Reproduce every entry below exactly, minus the pictures.

BEGIN Source information

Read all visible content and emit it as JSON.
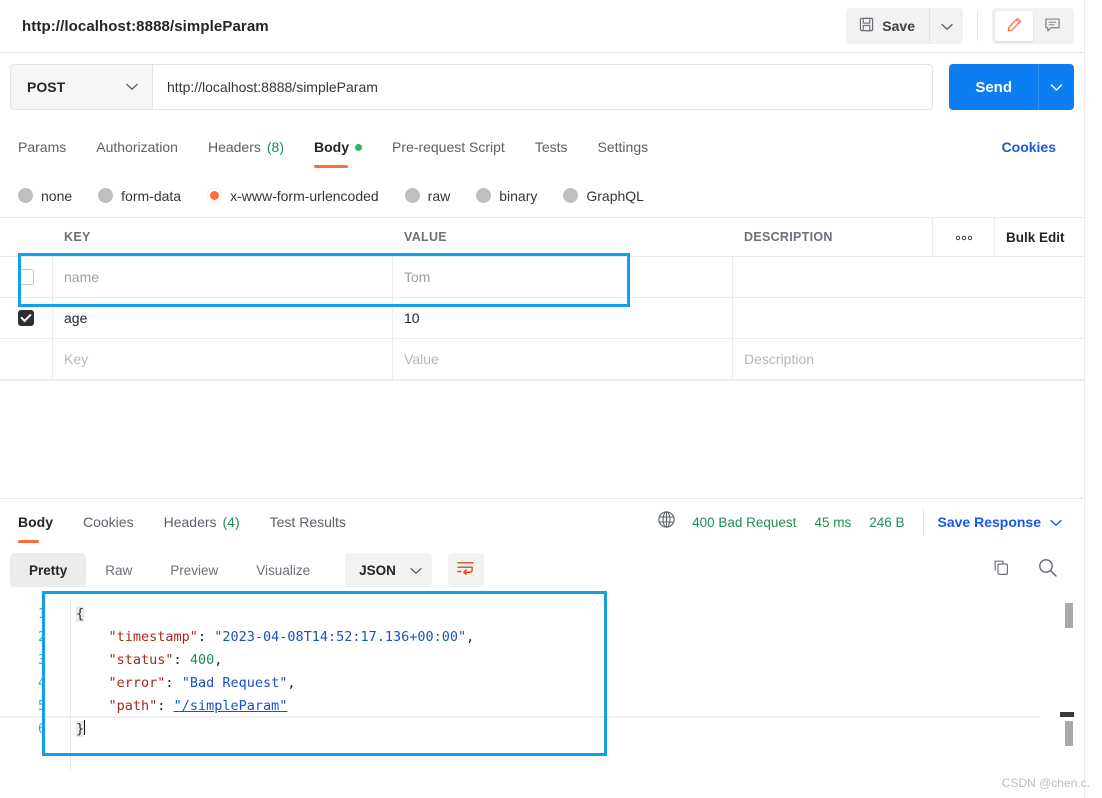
{
  "titlebar": {
    "tab_title": "http://localhost:8888/simpleParam",
    "save_label": "Save",
    "save_icon": "floppy-disk-icon",
    "save_caret_icon": "chevron-down-icon",
    "edit_icon": "pencil-icon",
    "comment_icon": "comment-icon"
  },
  "request": {
    "method": "POST",
    "method_caret_icon": "chevron-down-icon",
    "url": "http://localhost:8888/simpleParam",
    "send_label": "Send",
    "send_caret_icon": "chevron-down-icon"
  },
  "request_tabs": {
    "items": [
      {
        "label": "Params",
        "count": "",
        "active": false
      },
      {
        "label": "Authorization",
        "count": "",
        "active": false
      },
      {
        "label": "Headers",
        "count": "(8)",
        "active": false
      },
      {
        "label": "Body",
        "count": "",
        "active": true,
        "dot": true
      },
      {
        "label": "Pre-request Script",
        "count": "",
        "active": false
      },
      {
        "label": "Tests",
        "count": "",
        "active": false
      },
      {
        "label": "Settings",
        "count": "",
        "active": false
      }
    ],
    "cookies_link": "Cookies"
  },
  "body_types": {
    "options": [
      {
        "label": "none",
        "selected": false
      },
      {
        "label": "form-data",
        "selected": false
      },
      {
        "label": "x-www-form-urlencoded",
        "selected": true
      },
      {
        "label": "raw",
        "selected": false
      },
      {
        "label": "binary",
        "selected": false
      },
      {
        "label": "GraphQL",
        "selected": false
      }
    ]
  },
  "kv_table": {
    "columns": [
      "KEY",
      "VALUE",
      "DESCRIPTION"
    ],
    "more_icon": "ellipsis-icon",
    "bulk_edit_label": "Bulk Edit",
    "rows": [
      {
        "checked": false,
        "key": "name",
        "value": "Tom",
        "description": "",
        "muted": true,
        "highlighted": true
      },
      {
        "checked": true,
        "key": "age",
        "value": "10",
        "description": "",
        "muted": false,
        "highlighted": false
      }
    ],
    "new_row": {
      "key_placeholder": "Key",
      "value_placeholder": "Value",
      "description_placeholder": "Description"
    }
  },
  "response": {
    "tabs": [
      {
        "label": "Body",
        "count": "",
        "active": true
      },
      {
        "label": "Cookies",
        "count": "",
        "active": false
      },
      {
        "label": "Headers",
        "count": "(4)",
        "active": false
      },
      {
        "label": "Test Results",
        "count": "",
        "active": false
      }
    ],
    "globe_icon": "globe-icon",
    "status": "400 Bad Request",
    "time": "45 ms",
    "size": "246 B",
    "save_response_label": "Save Response",
    "save_response_caret_icon": "chevron-down-icon",
    "view_tabs": [
      {
        "label": "Pretty",
        "active": true
      },
      {
        "label": "Raw",
        "active": false
      },
      {
        "label": "Preview",
        "active": false
      },
      {
        "label": "Visualize",
        "active": false
      }
    ],
    "format": "JSON",
    "format_caret_icon": "chevron-down-icon",
    "wrap_icon": "word-wrap-icon",
    "copy_icon": "copy-icon",
    "search_icon": "search-icon",
    "line_numbers": [
      "1",
      "2",
      "3",
      "4",
      "5",
      "6"
    ],
    "body_lines": [
      {
        "n": "1",
        "text": "{"
      },
      {
        "n": "2",
        "key": "\"timestamp\"",
        "sep": ": ",
        "val": "\"2023-04-08T14:52:17.136+00:00\"",
        "type": "string",
        "tail": ","
      },
      {
        "n": "3",
        "key": "\"status\"",
        "sep": ": ",
        "val": "400",
        "type": "number",
        "tail": ","
      },
      {
        "n": "4",
        "key": "\"error\"",
        "sep": ": ",
        "val": "\"Bad Request\"",
        "type": "string",
        "tail": ","
      },
      {
        "n": "5",
        "key": "\"path\"",
        "sep": ": ",
        "val": "\"/simpleParam\"",
        "type": "link",
        "tail": ""
      },
      {
        "n": "6",
        "text": "}"
      }
    ]
  },
  "colors": {
    "accent_orange": "#ff6c37",
    "send_blue": "#0c7ef2",
    "link_blue": "#1858e8",
    "status_green": "#1e8e57",
    "highlight_blue": "#12a0e8"
  },
  "watermark": "CSDN @chen.c."
}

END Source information

Result of the task |
Read all visible content and emit it as JSON.
{
  "titlebar": {
    "tab_title": "http://localhost:8888/simpleParam",
    "save_label": "Save",
    "save_icon": "floppy-disk-icon",
    "save_caret_icon": "chevron-down-icon",
    "edit_icon": "pencil-icon",
    "comment_icon": "comment-icon"
  },
  "request": {
    "method": "POST",
    "method_caret_icon": "chevron-down-icon",
    "url": "http://localhost:8888/simpleParam",
    "send_label": "Send",
    "send_caret_icon": "chevron-down-icon"
  },
  "request_tabs": {
    "items": [
      {
        "label": "Params",
        "count": "",
        "active": false
      },
      {
        "label": "Authorization",
        "count": "",
        "active": false
      },
      {
        "label": "Headers",
        "count": "(8)",
        "active": false
      },
      {
        "label": "Body",
        "count": "",
        "active": true,
        "dot": true
      },
      {
        "label": "Pre-request Script",
        "count": "",
        "active": false
      },
      {
        "label": "Tests",
        "count": "",
        "active": false
      },
      {
        "label": "Settings",
        "count": "",
        "active": false
      }
    ],
    "cookies_link": "Cookies"
  },
  "body_types": {
    "options": [
      {
        "label": "none",
        "selected": false
      },
      {
        "label": "form-data",
        "selected": false
      },
      {
        "label": "x-www-form-urlencoded",
        "selected": true
      },
      {
        "label": "raw",
        "selected": false
      },
      {
        "label": "binary",
        "selected": false
      },
      {
        "label": "GraphQL",
        "selected": false
      }
    ]
  },
  "kv_table": {
    "columns": [
      "KEY",
      "VALUE",
      "DESCRIPTION"
    ],
    "more_icon": "ellipsis-icon",
    "bulk_edit_label": "Bulk Edit",
    "rows": [
      {
        "checked": false,
        "key": "name",
        "value": "Tom",
        "description": "",
        "muted": true,
        "highlighted": true
      },
      {
        "checked": true,
        "key": "age",
        "value": "10",
        "description": "",
        "muted": false,
        "highlighted": false
      }
    ],
    "new_row": {
      "key_placeholder": "Key",
      "value_placeholder": "Value",
      "description_placeholder": "Description"
    }
  },
  "response": {
    "tabs": [
      {
        "label": "Body",
        "count": "",
        "active": true
      },
      {
        "label": "Cookies",
        "count": "",
        "active": false
      },
      {
        "label": "Headers",
        "count": "(4)",
        "active": false
      },
      {
        "label": "Test Results",
        "count": "",
        "active": false
      }
    ],
    "globe_icon": "globe-icon",
    "status": "400 Bad Request",
    "time": "45 ms",
    "size": "246 B",
    "save_response_label": "Save Response",
    "save_response_caret_icon": "chevron-down-icon",
    "view_tabs": [
      {
        "label": "Pretty",
        "active": true
      },
      {
        "label": "Raw",
        "active": false
      },
      {
        "label": "Preview",
        "active": false
      },
      {
        "label": "Visualize",
        "active": false
      }
    ],
    "format": "JSON",
    "format_caret_icon": "chevron-down-icon",
    "wrap_icon": "word-wrap-icon",
    "copy_icon": "copy-icon",
    "search_icon": "search-icon",
    "line_numbers": [
      "1",
      "2",
      "3",
      "4",
      "5",
      "6"
    ],
    "body_lines": [
      {
        "n": "1",
        "text": "{"
      },
      {
        "n": "2",
        "key": "\"timestamp\"",
        "sep": ": ",
        "val": "\"2023-04-08T14:52:17.136+00:00\"",
        "type": "string",
        "tail": ","
      },
      {
        "n": "3",
        "key": "\"status\"",
        "sep": ": ",
        "val": "400",
        "type": "number",
        "tail": ","
      },
      {
        "n": "4",
        "key": "\"error\"",
        "sep": ": ",
        "val": "\"Bad Request\"",
        "type": "string",
        "tail": ","
      },
      {
        "n": "5",
        "key": "\"path\"",
        "sep": ": ",
        "val": "\"/simpleParam\"",
        "type": "link",
        "tail": ""
      },
      {
        "n": "6",
        "text": "}"
      }
    ]
  },
  "colors": {
    "accent_orange": "#ff6c37",
    "send_blue": "#0c7ef2",
    "link_blue": "#1858e8",
    "status_green": "#1e8e57",
    "highlight_blue": "#12a0e8"
  },
  "watermark": "CSDN @chen.c."
}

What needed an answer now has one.